Lisa McCullough, District 48 superintendent, said on Friday (Aug. 31) learning programs are designed to meet the needs of individual students and often include a distance-learning component and regular check-ins with an instructor either in person or by electronic means.
“It’s acknowledged that some students will have unique needs and may be more at risk from time to time,” she said. “It may be because of mobility issues, health concerns, employment — and that program may not necessarily be offered at our secondary schools.”
McCullough told trustees last Wednesday (Aug. 29) that District 48 officials and their counterparts at Ts’zil Learning Centre have discussed having the Mount Currie facility serve as the meeting place for RAP instructors and students in the Pemberton-Mount Currie-Birken area.
She said RAP program officials hope to reach school-aged youths, whom she described as “missing in education” — i.e. they’re not attending school at all.
“In some cases we don’t know why, but the objective is to go to them, find out why, and re-engage them,” she said. “The message we want them to hear is that we want to find you and work to build a program that works for you.”
The extended program is set to launch on Monday (Sept. 10). For information, call Ryan Massey at 604-892-5220 or Peter Jory at 604-892-5228.
Second French class welcomed
Officials at Pemberton’s Signal Hill Elementary School were expected to welcome their second French immersion class this week. The school launched the program with a single Grade 5-6 class with 29 students in 2011-12, and 23 new students were set to begin the program for 2012-13.
Before the program was launched, parents and some faculty members expressed concern that bringing French immersion to Signal Hill might result in most Aboriginal students in those grades being in the English program and non-Aboriginal students being mostly in French.
Two Aboriginal students took part in French immersion last year. McCullough said this week, some Aboriginal students have signed up as part of the new French immersion class. She couldn’t say precisely how many, but admitted the number doesn’t match the percentage of Aboriginal students in the school.
“We are in public education so our classrooms are there for the learning of anyone who wants to be there. In no way would we be building something that would segregate,” she said.
Bus cash credited
The Ministry of Education has agreed to let District 48 keep $90,000 in school bus funding that ministry officials had threatened to withhold, secretary-treasurer John Hetherington told the board.
The district received that amount in insurance money from ICBC after three school buses were lost in June 2011 — one to a fire resulting from an engine malfunction in Squamish and two as a result of vandalism to buses that were parked at the district’s bus facility in Pemberton.
Hetherington said after ministry officials indicated they planned to withhold the money the district was to receive in the insurance settlement, District 48 officials responded they felt that was unfair.
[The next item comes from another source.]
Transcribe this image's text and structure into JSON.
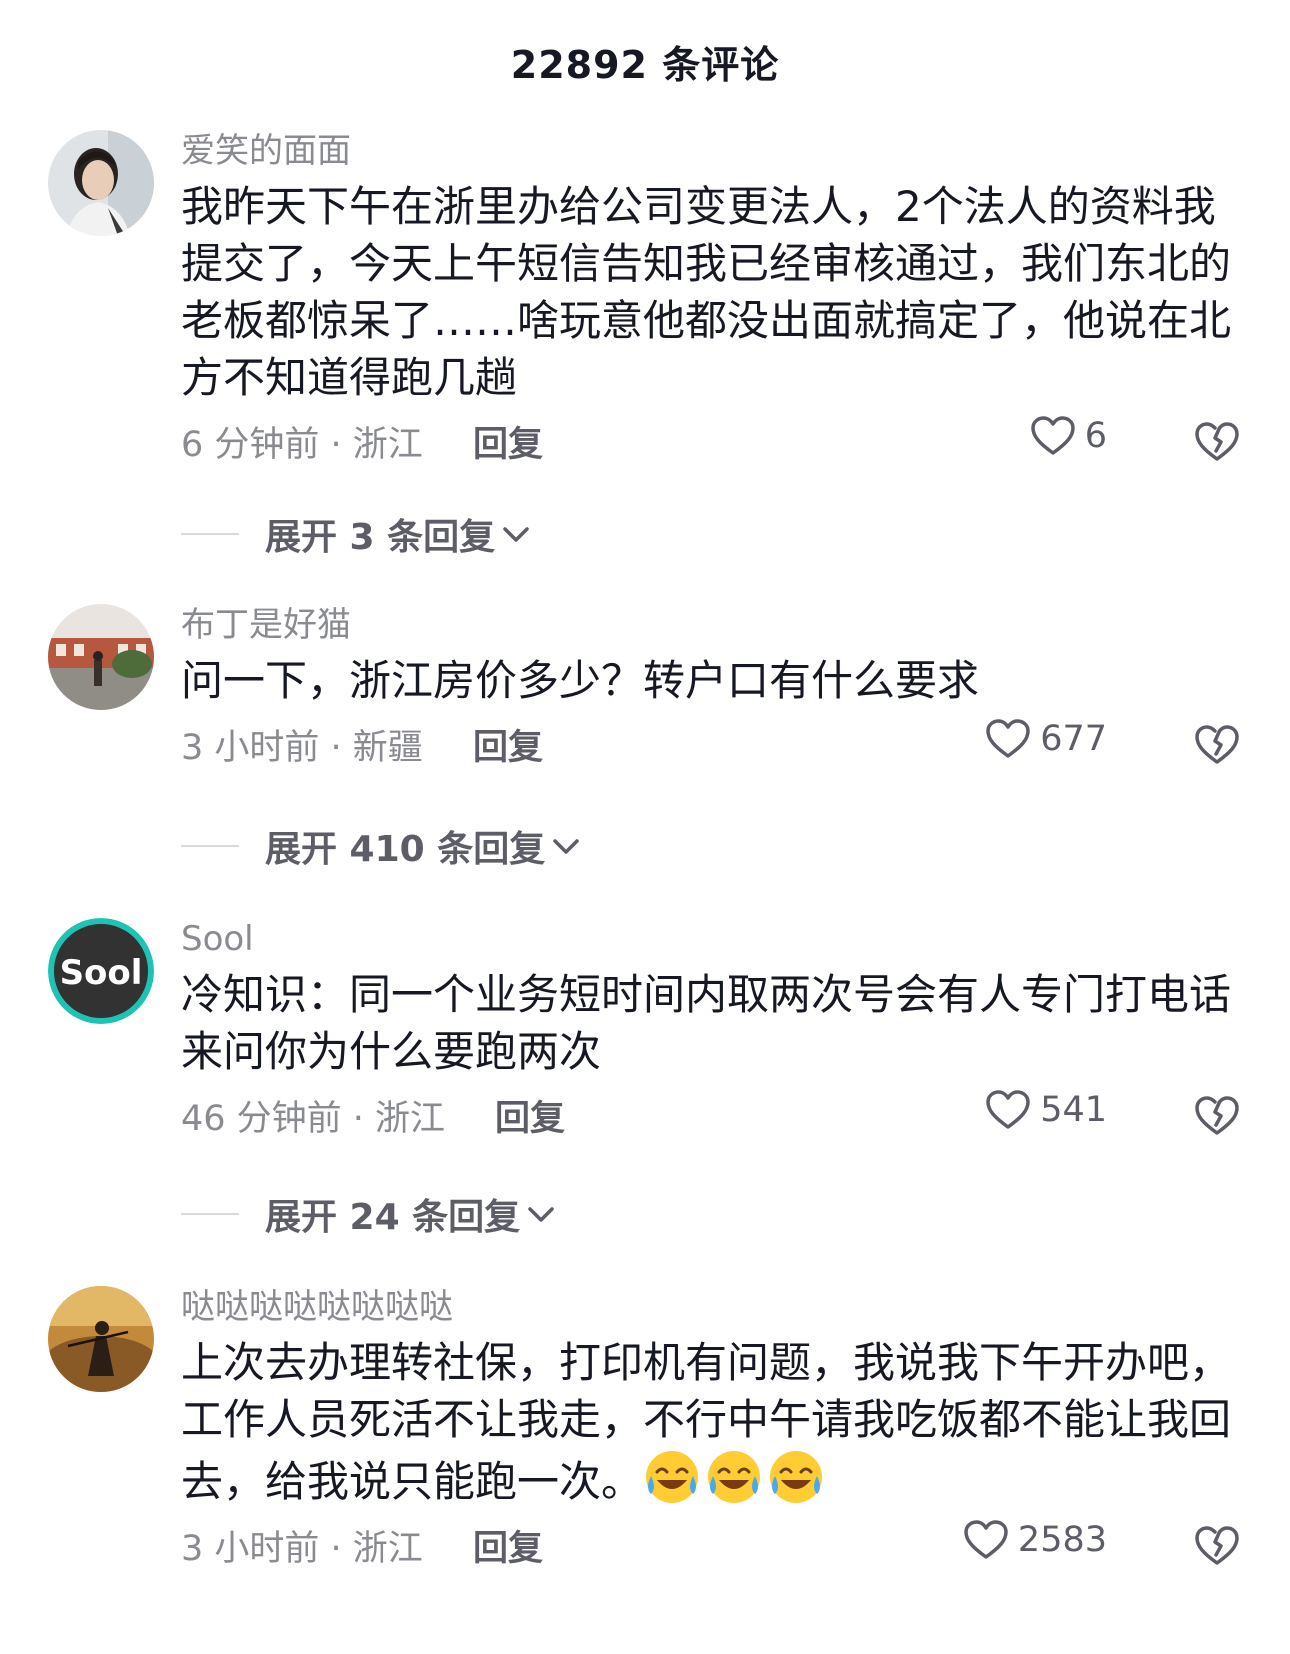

In a recent letter, ministry officials agreed, drawing praise from the board.
It cost the district about $90,000 to lease three replacement buses for the 2011-12 school year. New buses to replace the ones lost in 2011 are to arrive this fall, Hetherington added.
‘Carbon neutral’ study in works
The board approved spending $7,317 for a feasibility study into possible carbon-neutral projects involving school district facilities.
As provincial government bodies, each of B.C.’s school districts is required to be carbon neutral and if it’s not, is required to pay the Pacific Carbon Trust money for carbon offsets. For each of the past two years District 48 has paid out about $50,000 for that purpose, said Hetherington. All districts are receiving $7,317 this year to help identify potential carbon-neutral facility upgrades, Hetherington told the board.
Hetherington and Rick Hume, the district’s facilities manager, plan to meet with Fortis B.C. officials in their attempts to identify possible projects. For example, one such project might be construction of a passive geothermal energy field to help meet the energy needs of neighbouring Howe Sound Secondary and Squamish Elementary schools, he said.